*Problem*.
The lines wanted are those in the data below that include "Progress".

____________

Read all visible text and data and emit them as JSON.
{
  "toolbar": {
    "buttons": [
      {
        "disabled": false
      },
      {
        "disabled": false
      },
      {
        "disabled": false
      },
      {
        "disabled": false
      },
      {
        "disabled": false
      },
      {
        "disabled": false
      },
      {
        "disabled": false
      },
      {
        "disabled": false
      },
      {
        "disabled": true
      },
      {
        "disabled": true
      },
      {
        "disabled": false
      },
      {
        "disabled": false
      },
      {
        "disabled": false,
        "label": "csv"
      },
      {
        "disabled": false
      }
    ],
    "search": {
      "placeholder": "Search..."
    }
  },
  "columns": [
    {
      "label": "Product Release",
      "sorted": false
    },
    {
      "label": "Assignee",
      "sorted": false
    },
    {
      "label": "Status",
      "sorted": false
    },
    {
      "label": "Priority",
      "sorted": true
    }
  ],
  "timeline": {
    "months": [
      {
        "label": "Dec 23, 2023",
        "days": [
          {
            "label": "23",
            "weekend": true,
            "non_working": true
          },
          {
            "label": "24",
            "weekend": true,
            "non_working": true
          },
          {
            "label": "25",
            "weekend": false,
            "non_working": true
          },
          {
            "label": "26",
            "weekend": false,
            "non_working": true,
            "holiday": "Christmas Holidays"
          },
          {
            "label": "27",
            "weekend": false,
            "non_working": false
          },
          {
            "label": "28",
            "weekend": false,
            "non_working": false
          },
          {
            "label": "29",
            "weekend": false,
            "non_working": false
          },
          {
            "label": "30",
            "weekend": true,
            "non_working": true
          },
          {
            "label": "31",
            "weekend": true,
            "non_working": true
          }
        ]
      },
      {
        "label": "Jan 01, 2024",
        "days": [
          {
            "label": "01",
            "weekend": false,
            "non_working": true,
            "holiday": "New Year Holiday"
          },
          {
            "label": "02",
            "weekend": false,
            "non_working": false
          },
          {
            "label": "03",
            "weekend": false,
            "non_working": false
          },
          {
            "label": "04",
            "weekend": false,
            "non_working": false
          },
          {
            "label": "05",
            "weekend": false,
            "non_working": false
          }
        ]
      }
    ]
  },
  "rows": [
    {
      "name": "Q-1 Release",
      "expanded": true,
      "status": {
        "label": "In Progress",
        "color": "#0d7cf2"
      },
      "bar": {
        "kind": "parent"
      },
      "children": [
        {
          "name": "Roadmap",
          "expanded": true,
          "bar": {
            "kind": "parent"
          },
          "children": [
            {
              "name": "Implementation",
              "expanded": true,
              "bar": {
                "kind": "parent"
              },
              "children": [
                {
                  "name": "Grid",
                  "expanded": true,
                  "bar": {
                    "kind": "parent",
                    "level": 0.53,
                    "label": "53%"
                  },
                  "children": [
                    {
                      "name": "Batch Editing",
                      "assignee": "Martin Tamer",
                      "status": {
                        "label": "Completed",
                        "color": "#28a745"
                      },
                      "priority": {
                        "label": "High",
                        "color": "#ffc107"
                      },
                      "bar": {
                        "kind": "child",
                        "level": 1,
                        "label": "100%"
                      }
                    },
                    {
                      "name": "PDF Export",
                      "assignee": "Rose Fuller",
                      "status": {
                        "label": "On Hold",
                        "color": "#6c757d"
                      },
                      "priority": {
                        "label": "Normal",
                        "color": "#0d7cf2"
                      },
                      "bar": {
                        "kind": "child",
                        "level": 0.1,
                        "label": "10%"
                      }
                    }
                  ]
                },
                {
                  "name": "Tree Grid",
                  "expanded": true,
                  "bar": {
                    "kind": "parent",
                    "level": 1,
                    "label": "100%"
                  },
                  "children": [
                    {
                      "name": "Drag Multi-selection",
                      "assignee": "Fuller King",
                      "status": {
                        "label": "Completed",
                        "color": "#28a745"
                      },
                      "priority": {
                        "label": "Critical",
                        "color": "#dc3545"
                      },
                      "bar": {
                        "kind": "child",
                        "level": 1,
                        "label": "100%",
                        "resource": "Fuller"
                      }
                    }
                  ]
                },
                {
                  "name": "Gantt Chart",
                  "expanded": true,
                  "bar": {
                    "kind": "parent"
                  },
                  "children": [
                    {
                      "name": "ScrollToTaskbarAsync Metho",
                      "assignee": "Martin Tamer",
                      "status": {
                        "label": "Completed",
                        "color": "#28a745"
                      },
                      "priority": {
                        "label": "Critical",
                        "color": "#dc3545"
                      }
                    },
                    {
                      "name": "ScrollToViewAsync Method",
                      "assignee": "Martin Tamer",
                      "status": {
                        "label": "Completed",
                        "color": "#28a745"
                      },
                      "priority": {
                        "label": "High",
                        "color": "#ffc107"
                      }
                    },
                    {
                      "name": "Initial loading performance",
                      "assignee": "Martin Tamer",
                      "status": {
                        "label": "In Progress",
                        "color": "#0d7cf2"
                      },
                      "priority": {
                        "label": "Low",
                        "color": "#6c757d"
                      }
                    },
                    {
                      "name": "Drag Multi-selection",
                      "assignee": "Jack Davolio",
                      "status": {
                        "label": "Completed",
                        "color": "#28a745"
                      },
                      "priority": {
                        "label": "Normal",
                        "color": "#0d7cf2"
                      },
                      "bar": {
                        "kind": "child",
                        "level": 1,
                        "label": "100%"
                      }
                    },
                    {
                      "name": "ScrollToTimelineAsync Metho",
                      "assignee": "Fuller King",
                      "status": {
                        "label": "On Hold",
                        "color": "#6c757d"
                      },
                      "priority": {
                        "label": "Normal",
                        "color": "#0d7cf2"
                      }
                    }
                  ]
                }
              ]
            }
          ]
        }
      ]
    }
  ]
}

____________

*Answer*.
        "label": "In Progress",
                        "label": "In Progress",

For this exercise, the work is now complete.